Theodore Roosevelt once said “Believe you can and you’re halfway there.”
So, what is it that you believe in? Yourself? The people you have around you? In our industry, it’s a bit of both. You have to trust in yourself and believe in what you’re doing (even if you have to fly by the seat of your pants). At the same time, you have to have the trust of the team around you. Here at FLIRT, we work in teams daily. They’re part of that unit that makes sure everything, from music to video, through beautiful staging and executive presentations, all the way to final walkout gets executed flawlessly.
When I was eight, I remember going to watch a family friend who was running the Chicago Marathon. There’s something magical about those events – the raw energy in the crowd, the excitement when you spot a loved one breeze by, and the cheers when a large group comes thundering down the street. It was as if all of the spectators came together to form a team with the sole focus of driving every marathon runner across the finish line.
Teamwork. They all had the belief that those runners would make it and they would do what they could to help get them there.
Image via mantraband.com
As a lifelong team player, I have the tendency to say yes by default. So when I was presented with an offer to join a group of my fitness classmates to participate in a Tough Mudder, I jumped at the chance. Spending an entire day conquering crazy obstacles with some wonderful people? I was all in.
I didn’t really think about what I had committed to until the next day. The ‘what-ifs’ started flooding my mind as I scanned through the obstacles on the website. What if I couldn’t make it up the inclined walls? What if I couldn’t make it over the giant spinning blocks? Would I have to get out and shamefully walk around? I started to feel like I may have jumped the gun. I wasn’t feeling as confident as I had the day before. It felt like I was standing at the edge of a cliff, unsure about what was waiting at the bottom.
But I wasn’t doing this alone. You see, one of the first things they tell you before you even begin the Tough Mudder is that every person you encounter on the course is your teammate. I would have that support from start to finish. Not only from the six other people I would be on the course with, but the hundreds of other people running with us.

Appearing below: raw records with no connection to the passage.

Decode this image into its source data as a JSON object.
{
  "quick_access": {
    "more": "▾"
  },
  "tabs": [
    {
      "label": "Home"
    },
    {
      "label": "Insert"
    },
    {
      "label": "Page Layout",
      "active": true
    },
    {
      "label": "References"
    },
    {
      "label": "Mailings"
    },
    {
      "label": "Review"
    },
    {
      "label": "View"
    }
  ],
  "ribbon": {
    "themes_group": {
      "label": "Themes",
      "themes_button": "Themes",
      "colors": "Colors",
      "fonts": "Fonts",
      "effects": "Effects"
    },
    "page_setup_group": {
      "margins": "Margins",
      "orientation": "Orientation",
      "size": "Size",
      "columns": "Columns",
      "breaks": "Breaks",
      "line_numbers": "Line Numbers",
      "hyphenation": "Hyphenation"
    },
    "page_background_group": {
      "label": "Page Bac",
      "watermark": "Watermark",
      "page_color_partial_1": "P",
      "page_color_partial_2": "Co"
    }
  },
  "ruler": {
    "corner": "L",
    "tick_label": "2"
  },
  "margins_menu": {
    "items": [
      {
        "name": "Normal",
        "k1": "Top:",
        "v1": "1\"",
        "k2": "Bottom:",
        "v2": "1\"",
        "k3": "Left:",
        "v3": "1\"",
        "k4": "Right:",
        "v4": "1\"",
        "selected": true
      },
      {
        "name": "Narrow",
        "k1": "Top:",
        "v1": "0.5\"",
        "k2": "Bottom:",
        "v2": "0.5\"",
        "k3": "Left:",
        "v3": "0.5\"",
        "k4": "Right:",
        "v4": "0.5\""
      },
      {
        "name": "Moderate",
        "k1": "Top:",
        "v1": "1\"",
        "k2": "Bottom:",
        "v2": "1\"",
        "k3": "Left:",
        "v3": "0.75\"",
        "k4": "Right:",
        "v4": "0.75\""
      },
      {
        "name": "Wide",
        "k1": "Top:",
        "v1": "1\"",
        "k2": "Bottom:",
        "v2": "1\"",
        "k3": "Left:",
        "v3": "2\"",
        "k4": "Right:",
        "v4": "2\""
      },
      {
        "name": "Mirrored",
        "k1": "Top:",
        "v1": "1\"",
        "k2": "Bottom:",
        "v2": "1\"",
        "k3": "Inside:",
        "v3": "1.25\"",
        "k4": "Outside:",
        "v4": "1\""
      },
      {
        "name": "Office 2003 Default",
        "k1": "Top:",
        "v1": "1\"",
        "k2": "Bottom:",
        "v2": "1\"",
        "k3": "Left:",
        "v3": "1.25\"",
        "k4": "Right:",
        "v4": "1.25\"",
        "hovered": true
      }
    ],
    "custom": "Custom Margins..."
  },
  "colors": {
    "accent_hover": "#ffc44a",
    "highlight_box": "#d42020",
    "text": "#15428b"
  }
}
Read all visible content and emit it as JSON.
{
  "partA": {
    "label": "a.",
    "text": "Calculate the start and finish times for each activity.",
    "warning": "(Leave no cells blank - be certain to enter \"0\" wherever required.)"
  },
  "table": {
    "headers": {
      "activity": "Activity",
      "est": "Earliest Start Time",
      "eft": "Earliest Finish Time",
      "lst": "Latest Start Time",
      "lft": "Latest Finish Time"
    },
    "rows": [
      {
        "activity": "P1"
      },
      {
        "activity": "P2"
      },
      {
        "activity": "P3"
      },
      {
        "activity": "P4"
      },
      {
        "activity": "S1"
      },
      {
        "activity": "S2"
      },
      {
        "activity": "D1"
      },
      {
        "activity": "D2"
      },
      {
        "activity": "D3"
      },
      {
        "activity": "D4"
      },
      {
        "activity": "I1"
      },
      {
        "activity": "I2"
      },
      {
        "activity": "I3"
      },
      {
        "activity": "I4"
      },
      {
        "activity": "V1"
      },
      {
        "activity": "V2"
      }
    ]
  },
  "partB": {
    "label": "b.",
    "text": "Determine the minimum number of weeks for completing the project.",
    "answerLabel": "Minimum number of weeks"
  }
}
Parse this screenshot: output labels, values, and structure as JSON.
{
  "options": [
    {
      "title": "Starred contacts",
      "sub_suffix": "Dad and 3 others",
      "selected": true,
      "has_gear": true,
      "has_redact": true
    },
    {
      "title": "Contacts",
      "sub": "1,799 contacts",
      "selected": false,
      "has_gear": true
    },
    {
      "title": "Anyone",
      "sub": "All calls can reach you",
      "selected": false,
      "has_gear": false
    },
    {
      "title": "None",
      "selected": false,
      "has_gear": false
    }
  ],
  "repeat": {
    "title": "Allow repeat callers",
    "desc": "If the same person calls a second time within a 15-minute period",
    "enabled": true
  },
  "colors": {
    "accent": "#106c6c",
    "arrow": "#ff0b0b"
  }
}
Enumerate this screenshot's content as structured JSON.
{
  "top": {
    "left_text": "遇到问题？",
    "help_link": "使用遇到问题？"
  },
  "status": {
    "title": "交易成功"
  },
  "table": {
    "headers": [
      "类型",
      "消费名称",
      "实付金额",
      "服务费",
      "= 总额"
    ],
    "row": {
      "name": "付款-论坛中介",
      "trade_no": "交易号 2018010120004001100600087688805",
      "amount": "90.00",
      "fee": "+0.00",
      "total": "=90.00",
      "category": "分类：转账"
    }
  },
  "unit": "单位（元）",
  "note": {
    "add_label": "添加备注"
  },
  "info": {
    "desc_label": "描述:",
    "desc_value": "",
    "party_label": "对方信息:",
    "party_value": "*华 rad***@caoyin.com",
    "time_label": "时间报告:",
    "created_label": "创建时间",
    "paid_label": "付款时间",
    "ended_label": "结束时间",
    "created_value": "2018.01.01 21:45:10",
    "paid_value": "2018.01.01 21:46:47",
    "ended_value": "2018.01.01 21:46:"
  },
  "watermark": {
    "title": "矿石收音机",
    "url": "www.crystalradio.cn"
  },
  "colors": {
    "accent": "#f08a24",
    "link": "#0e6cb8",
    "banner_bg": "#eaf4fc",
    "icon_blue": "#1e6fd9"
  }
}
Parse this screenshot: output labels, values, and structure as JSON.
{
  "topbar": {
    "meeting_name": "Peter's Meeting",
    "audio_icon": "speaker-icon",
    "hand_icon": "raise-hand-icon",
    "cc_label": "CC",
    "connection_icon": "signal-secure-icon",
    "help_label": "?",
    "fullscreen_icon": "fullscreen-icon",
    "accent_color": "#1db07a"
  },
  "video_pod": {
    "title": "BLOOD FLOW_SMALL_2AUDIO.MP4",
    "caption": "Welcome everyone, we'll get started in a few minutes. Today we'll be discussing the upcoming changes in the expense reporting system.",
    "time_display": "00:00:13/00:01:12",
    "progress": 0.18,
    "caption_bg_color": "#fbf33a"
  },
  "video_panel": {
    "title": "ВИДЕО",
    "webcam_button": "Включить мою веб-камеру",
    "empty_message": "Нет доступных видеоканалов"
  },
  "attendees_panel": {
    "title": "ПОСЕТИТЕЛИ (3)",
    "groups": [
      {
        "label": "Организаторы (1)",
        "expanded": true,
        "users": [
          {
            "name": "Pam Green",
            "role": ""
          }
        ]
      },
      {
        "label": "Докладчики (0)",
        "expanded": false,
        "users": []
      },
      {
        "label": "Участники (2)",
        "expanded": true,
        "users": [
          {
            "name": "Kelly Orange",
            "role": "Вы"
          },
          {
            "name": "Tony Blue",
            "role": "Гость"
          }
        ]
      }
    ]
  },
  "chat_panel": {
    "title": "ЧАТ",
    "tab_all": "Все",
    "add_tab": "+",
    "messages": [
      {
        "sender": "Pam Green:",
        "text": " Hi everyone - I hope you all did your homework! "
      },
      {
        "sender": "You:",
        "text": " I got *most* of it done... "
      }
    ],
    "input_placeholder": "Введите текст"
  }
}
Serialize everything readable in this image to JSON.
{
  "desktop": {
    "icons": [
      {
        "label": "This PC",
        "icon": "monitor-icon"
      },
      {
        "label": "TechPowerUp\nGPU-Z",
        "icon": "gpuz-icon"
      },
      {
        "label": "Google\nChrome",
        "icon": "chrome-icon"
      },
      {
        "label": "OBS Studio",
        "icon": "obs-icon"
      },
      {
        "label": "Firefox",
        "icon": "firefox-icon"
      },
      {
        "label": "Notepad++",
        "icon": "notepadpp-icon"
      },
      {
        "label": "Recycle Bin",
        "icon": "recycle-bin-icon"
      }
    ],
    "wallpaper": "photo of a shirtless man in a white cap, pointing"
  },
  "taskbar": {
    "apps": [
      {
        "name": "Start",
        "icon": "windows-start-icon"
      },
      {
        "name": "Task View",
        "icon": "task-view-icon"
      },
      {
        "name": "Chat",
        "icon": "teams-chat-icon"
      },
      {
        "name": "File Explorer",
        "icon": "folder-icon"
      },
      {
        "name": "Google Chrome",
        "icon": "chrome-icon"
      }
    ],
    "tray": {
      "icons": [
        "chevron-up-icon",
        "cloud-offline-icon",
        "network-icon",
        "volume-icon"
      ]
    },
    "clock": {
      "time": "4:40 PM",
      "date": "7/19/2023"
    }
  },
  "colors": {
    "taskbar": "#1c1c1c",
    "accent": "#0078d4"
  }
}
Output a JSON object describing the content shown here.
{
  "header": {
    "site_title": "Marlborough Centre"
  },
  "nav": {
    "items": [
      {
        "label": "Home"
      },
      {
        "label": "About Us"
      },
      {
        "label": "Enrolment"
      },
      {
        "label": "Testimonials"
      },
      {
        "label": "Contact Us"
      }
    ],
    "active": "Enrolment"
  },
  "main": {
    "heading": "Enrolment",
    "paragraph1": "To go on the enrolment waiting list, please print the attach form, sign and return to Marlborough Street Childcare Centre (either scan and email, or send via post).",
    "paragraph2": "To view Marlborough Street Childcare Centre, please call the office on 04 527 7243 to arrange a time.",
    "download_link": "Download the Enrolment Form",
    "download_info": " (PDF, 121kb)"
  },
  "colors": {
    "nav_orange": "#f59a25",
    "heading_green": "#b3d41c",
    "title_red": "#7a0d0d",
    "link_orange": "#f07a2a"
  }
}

I saw incredible support from the first obstacle to the last. Not only within our own group, but from every person on the course. If someone was struggling to get over an 8-foot wall, another runner would lend a boost to give them the lift they needed. The massive crowd waiting for their turn at the bottom would cheer for them. Another obstacle had people forming a pyramid against a steep wall to give others a hand to more people waiting at the top – some even hanging off the edge while others were holding them by their legs.
Our team had our own routine, too, as I’m sure others did. We had the more experienced climbers in our group navigate the obstacle first, they were there to help us if we needed it, and we always helped the group behind us too. We all had a role to play in order to maximize our collective success.
I think, at the end of the day, our success at the Tough Mudder was because of our trust in each other and the knowledge that everyone else had our backs, too.
That’s the long and short of it, though, isn’t it? Having such trust in those around me, in my team, made me that much stronger as we trudged through mud, conquered the “Block Ness Monster” and made it across the finish line.
You can’t go out and do a Tough Mudder every week – but you can find yourself in a situation where you need to trust in the team around you every day. Around here, we have a standing team meeting every week, we’re constantly brainstorming together, and we always have each other’s back. We’re on a team day in and day out in what we do. We’re always there to pick each other up, or take an idea and run with it.
I’d imagine you can think of a time you were on a team where you felt that level of trust, too.
When we were on the last obstacle during Tough Mudder, to get across the finish line we had to slide down into a big pool of water. All seven of us, exhausted from our two-hour trek across the course, linked arms at the top of this slide and shot down into the pool together. Looking back at the pictures, we all had similar looks of pure joy, excitement and exhaustion. We had done it. And before even getting to the showers, we were making plans about doing the full course in 2019.
It’s that adrenaline rush, the wave of pure accomplishment that you get after something you have been working so incredibly hard for comes to such a joyful conclusion. For us at FLIRT, we have our celebrations whether it be after a big day in the office or the conclusion of an event we’ve been living and breathing for countless months. But no matter what, whether it be crossing the finish line of a Tough Mudder, or that final walk-out song to close out an event, that look of accomplishment can always be found on people’s faces. That accomplishment that you believed in yourself and in the team around you, and together you knocked it out of the park.
“Believe you can and you’re halfway there.”
Header image via climbntravel.com